That doesn’t mean Hemsworth wasn’t a terrific casting choice as the hedonistic playboy champion. But Brühl, whose Lauda is serious, cerebral, and, as Hunt repeatedly refers to him, ratlike, gives a performance as masterfully precise and consistent and Lauda’s work ethic. The character is called unlikable—-but he’s also admirably blunt and so thoroughly knowledgeable about his sport, even back when he was a no-name, that both the actor and Lauda command your respect.
Oh, and there’s racing, too, which may come as a bit of a surprise if you know the screenwriter is Peter Morgan (Frost/Nixon, which Howard also directed, and The Queen). The film covers the period from 1970 to 1976, showing both Hunt and Lauda clawing their way up from the Formula 3 level. Lauda instantly dislikes Hunt, thinking him reckless; Hunt more shruggingly returns the aversion. Both walk away from their first confrontation muttering, “Asshole.”
You need only a quick Googling to find out how the story proceeds, so there’s little point in recapping it besides mentioning that both men rose to the top of their sport, for the most part alternating trophies. Howard astutely presents their many races, which could get really dull really fast, by sticking to highlights (including one spectacularly re-created crash) and montages. There’s a fair amount of archival footage mixed in, an easy if effective way to evoke the era.
When Howard does get down to the asphalt, he does a fair job, using not so much a shaky cam but a shivering one as motors rev to unthinkable speeds and offering viewpoints from the tires up to the drivers’ lines of sight. (Which provide added tension during rainy, foggy races.) There are a couple of heart-stopping “Holy shit!” moments, though perhaps not enough. Pit stops, however, have rarely seemed so exciting.
But Howard and Morgan are largely genteel, human-condition filmmakers, so naturally there’s a surely fictionalized scene near the end in which Hunt and Lauda have a complimentary, expletive-free conversation that turns into minispeeches about life lessons.
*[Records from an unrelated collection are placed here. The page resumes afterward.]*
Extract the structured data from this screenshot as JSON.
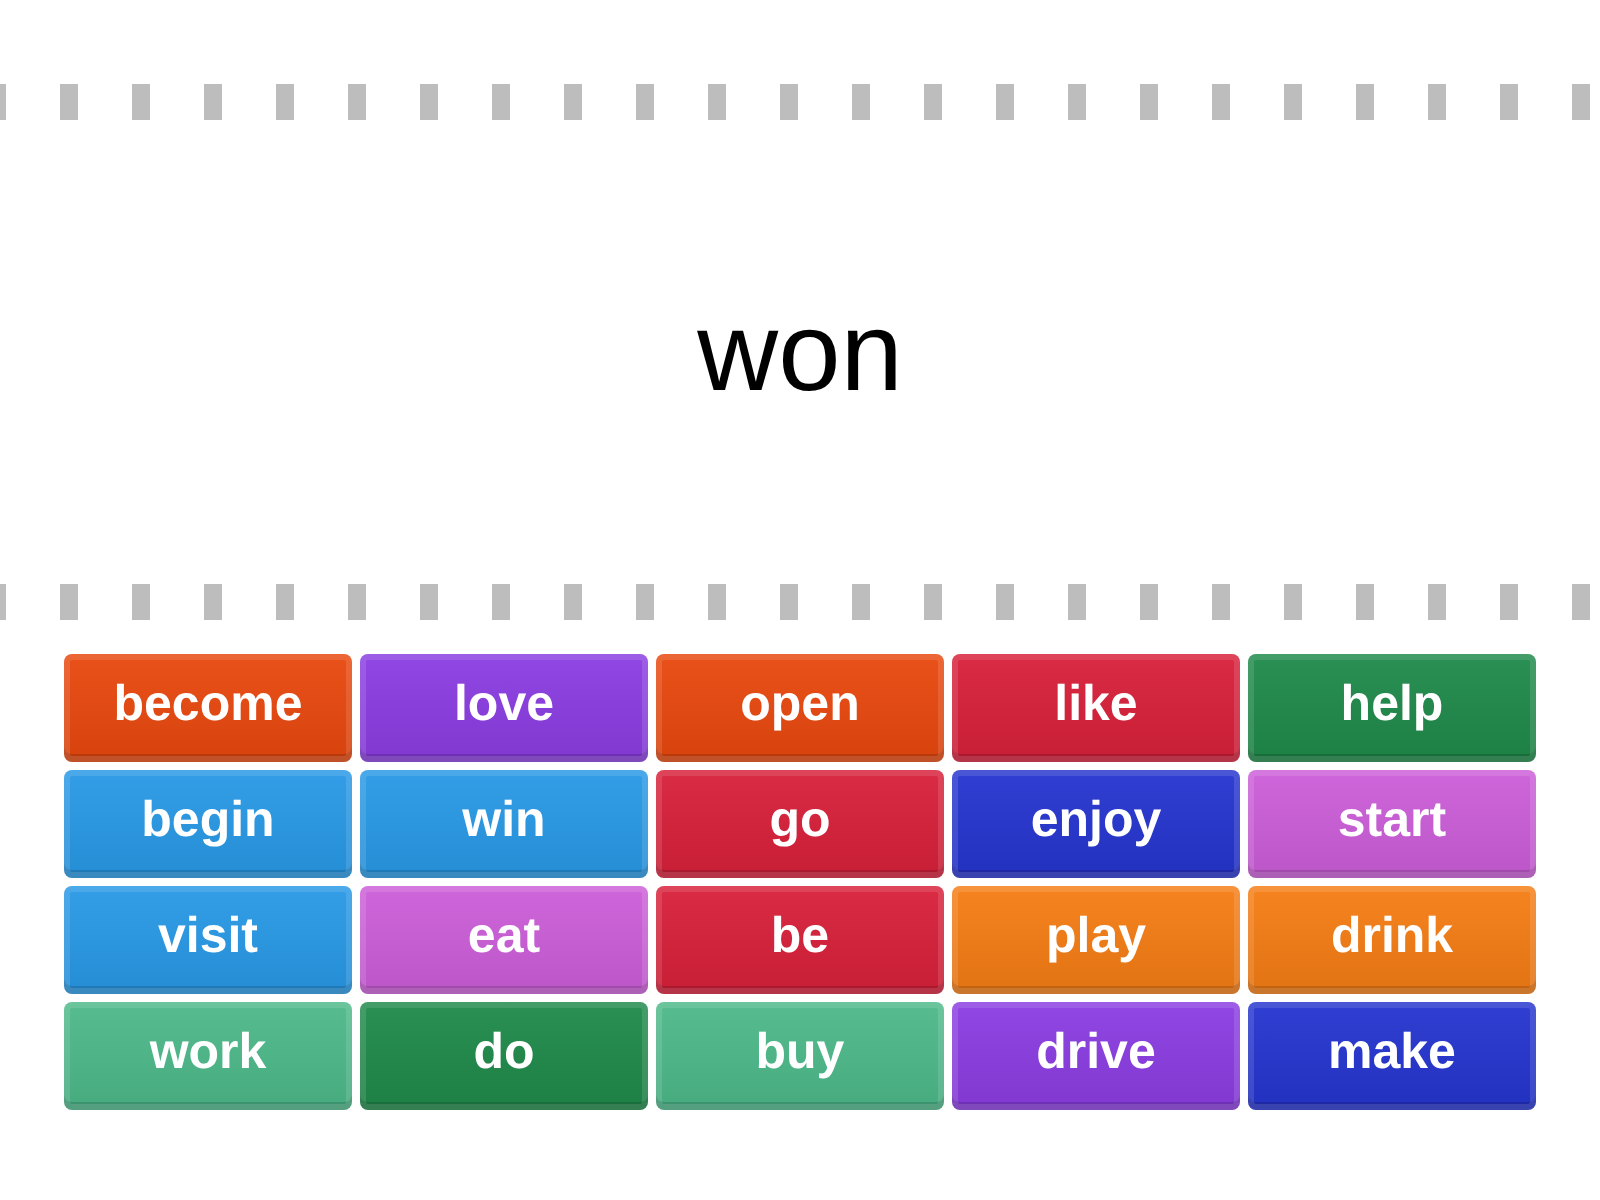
{
  "prompt": {
    "text": "won"
  },
  "tiles": [
    {
      "text": "become",
      "color": "#e9480e"
    },
    {
      "text": "love",
      "color": "#8b3de2"
    },
    {
      "text": "open",
      "color": "#e9480e"
    },
    {
      "text": "like",
      "color": "#d8203a"
    },
    {
      "text": "help",
      "color": "#1f8a4a"
    },
    {
      "text": "begin",
      "color": "#2899e6"
    },
    {
      "text": "win",
      "color": "#2899e6"
    },
    {
      "text": "go",
      "color": "#d8203a"
    },
    {
      "text": "enjoy",
      "color": "#2535cf"
    },
    {
      "text": "start",
      "color": "#cc5ed9"
    },
    {
      "text": "visit",
      "color": "#2899e6"
    },
    {
      "text": "eat",
      "color": "#cc5ed9"
    },
    {
      "text": "be",
      "color": "#d8203a"
    },
    {
      "text": "play",
      "color": "#f57d14"
    },
    {
      "text": "drink",
      "color": "#f57d14"
    },
    {
      "text": "work",
      "color": "#4db98a"
    },
    {
      "text": "do",
      "color": "#1f8a4a"
    },
    {
      "text": "buy",
      "color": "#4db98a"
    },
    {
      "text": "drive",
      "color": "#8b3de2"
    },
    {
      "text": "make",
      "color": "#2535cf"
    }
  ]
}
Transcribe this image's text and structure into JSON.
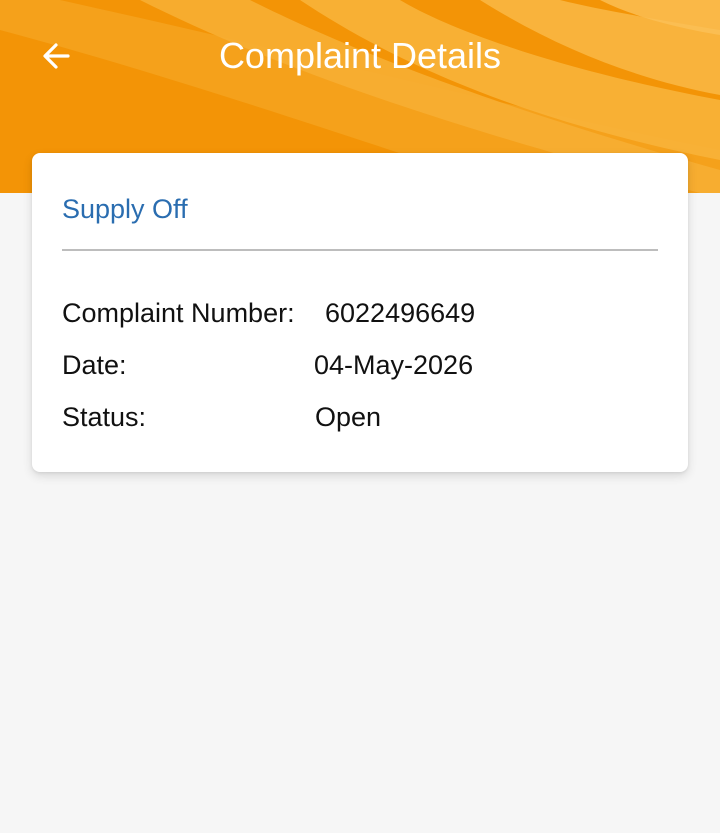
{
  "header": {
    "title": "Complaint Details",
    "back_icon": "arrow-left-icon",
    "background_color": "#f39406"
  },
  "card": {
    "title": "Supply Off",
    "title_color": "#2a6db0",
    "fields": {
      "complaint_number": {
        "label": "Complaint Number:",
        "value": "6022496649"
      },
      "date": {
        "label": "Date:",
        "value": "04-May-2026"
      },
      "status": {
        "label": "Status:",
        "value": "Open"
      }
    }
  }
}
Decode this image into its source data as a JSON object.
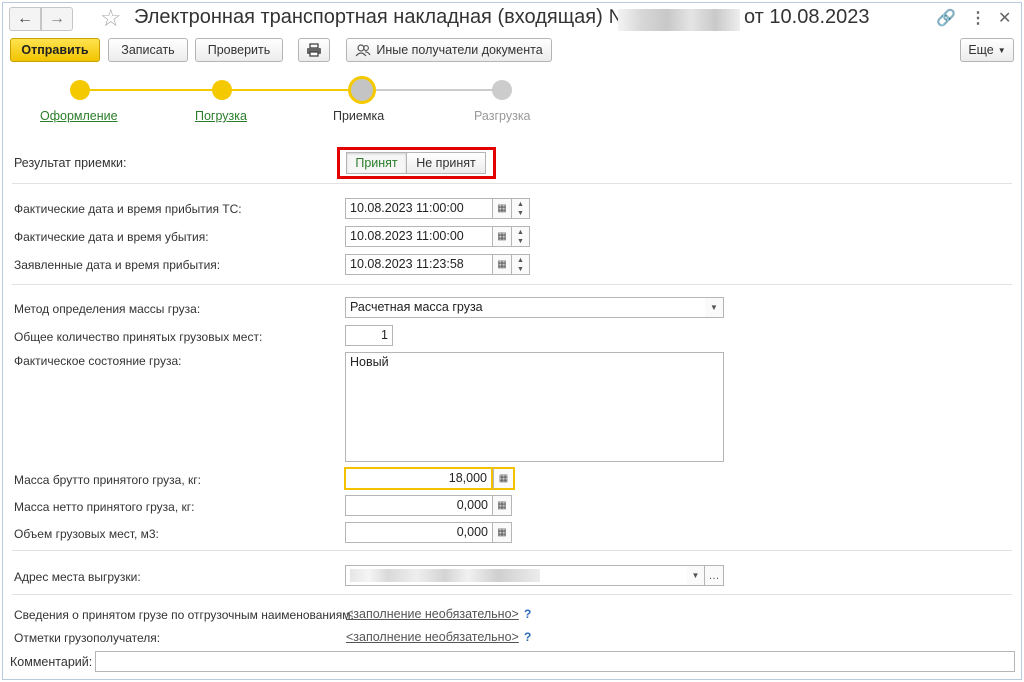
{
  "window": {
    "title_prefix": "Электронная транспортная накладная (входящая) №",
    "title_suffix": "от 10.08.2023"
  },
  "toolbar": {
    "send": "Отправить",
    "save": "Записать",
    "check": "Проверить",
    "print_icon": "printer-icon",
    "other_recipients": "Иные получатели документа",
    "more": "Еще"
  },
  "stepper": {
    "steps": [
      {
        "label": "Оформление",
        "state": "done"
      },
      {
        "label": "Погрузка",
        "state": "done"
      },
      {
        "label": "Приемка",
        "state": "current"
      },
      {
        "label": "Разгрузка",
        "state": "pending"
      }
    ],
    "colors": {
      "done": "#f5c900",
      "pending": "#cccccc",
      "highlight": "#e30000"
    }
  },
  "form": {
    "result_label": "Результат приемки:",
    "result_options": [
      "Принят",
      "Не принят"
    ],
    "result_selected": "Принят",
    "arrival_actual_label": "Фактические дата и время прибытия ТС:",
    "arrival_actual_value": "10.08.2023 11:00:00",
    "departure_actual_label": "Фактические дата и время убытия:",
    "departure_actual_value": "10.08.2023 11:00:00",
    "arrival_declared_label": "Заявленные дата и время прибытия:",
    "arrival_declared_value": "10.08.2023 11:23:58",
    "mass_method_label": "Метод определения массы груза:",
    "mass_method_value": "Расчетная масса груза",
    "places_label": "Общее количество принятых грузовых мест:",
    "places_value": "1",
    "state_label": "Фактическое состояние груза:",
    "state_value": "Новый",
    "gross_label": "Масса брутто принятого груза, кг:",
    "gross_value": "18,000",
    "net_label": "Масса нетто принятого груза, кг:",
    "net_value": "0,000",
    "volume_label": "Объем грузовых мест, м3:",
    "volume_value": "0,000",
    "address_label": "Адрес места выгрузки:",
    "cargo_info_label": "Сведения о принятом грузе по отгрузочным наименованиям:",
    "cargo_info_link": "<заполнение необязательно>",
    "consignee_marks_label": "Отметки грузополучателя:",
    "consignee_marks_link": "<заполнение необязательно>",
    "help_mark": "?",
    "comment_label": "Комментарий:",
    "comment_value": ""
  }
}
Apparently, behind every cutthroat, adrenaline-surged action, there’s a philosophy.